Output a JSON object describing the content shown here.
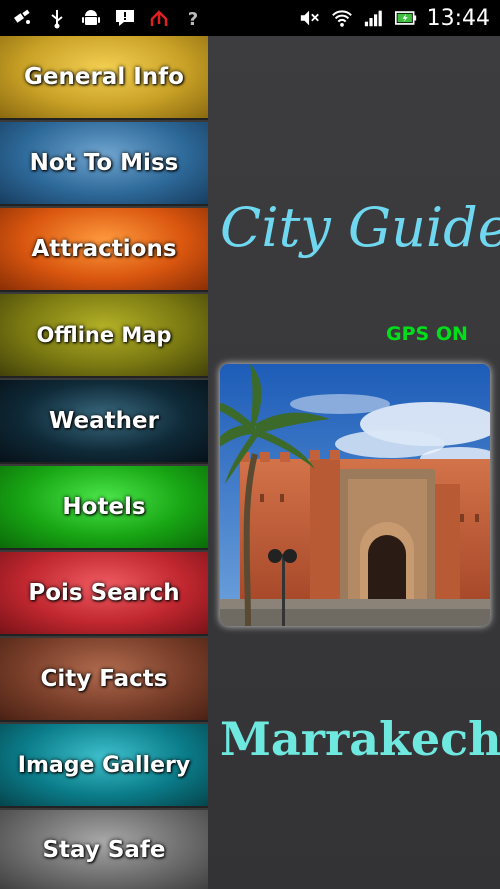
{
  "status_bar": {
    "time": "13:44",
    "left_icons": [
      "satellite-icon",
      "usb-icon",
      "android-icon",
      "message-icon",
      "upload-icon",
      "wifi-question-icon"
    ],
    "right_icons": [
      "mute-icon",
      "wifi-icon",
      "signal-icon",
      "battery-icon"
    ]
  },
  "menu": {
    "items": [
      {
        "label": "General Info",
        "color": "#c9a126"
      },
      {
        "label": "Not To Miss",
        "color": "#2e6a9a"
      },
      {
        "label": "Attractions",
        "color": "#d9560f"
      },
      {
        "label": "Offline Map",
        "color": "#7b7a12"
      },
      {
        "label": "Weather",
        "color": "#0f2a38"
      },
      {
        "label": "Hotels",
        "color": "#18a514"
      },
      {
        "label": "Pois Search",
        "color": "#c0272f"
      },
      {
        "label": "City Facts",
        "color": "#7a3f2a"
      },
      {
        "label": "Image Gallery",
        "color": "#0b7d8a"
      },
      {
        "label": "Stay Safe",
        "color": "#6e6e6e"
      }
    ]
  },
  "main": {
    "title": "City Guide",
    "gps_status": "GPS ON",
    "city_name": "Marrakech"
  },
  "colors": {
    "title": "#6fd8f0",
    "gps": "#00e01a",
    "city": "#6fe8e0",
    "background": "#3a3a3a"
  }
}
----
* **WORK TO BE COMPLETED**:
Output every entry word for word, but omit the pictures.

* **RESPONSE BELOW**:
Output a JSON object describing the content shown here.
{
  "status_bar": {
    "time": "13:44",
    "left_icons": [
      "satellite-icon",
      "usb-icon",
      "android-icon",
      "message-icon",
      "upload-icon",
      "wifi-question-icon"
    ],
    "right_icons": [
      "mute-icon",
      "wifi-icon",
      "signal-icon",
      "battery-icon"
    ]
  },
  "menu": {
    "items": [
      {
        "label": "General Info",
        "color": "#c9a126"
      },
      {
        "label": "Not To Miss",
        "color": "#2e6a9a"
      },
      {
        "label": "Attractions",
        "color": "#d9560f"
      },
      {
        "label": "Offline Map",
        "color": "#7b7a12"
      },
      {
        "label": "Weather",
        "color": "#0f2a38"
      },
      {
        "label": "Hotels",
        "color": "#18a514"
      },
      {
        "label": "Pois Search",
        "color": "#c0272f"
      },
      {
        "label": "City Facts",
        "color": "#7a3f2a"
      },
      {
        "label": "Image Gallery",
        "color": "#0b7d8a"
      },
      {
        "label": "Stay Safe",
        "color": "#6e6e6e"
      }
    ]
  },
  "main": {
    "title": "City Guide",
    "gps_status": "GPS ON",
    "city_name": "Marrakech"
  },
  "colors": {
    "title": "#6fd8f0",
    "gps": "#00e01a",
    "city": "#6fe8e0",
    "background": "#3a3a3a"
  }
}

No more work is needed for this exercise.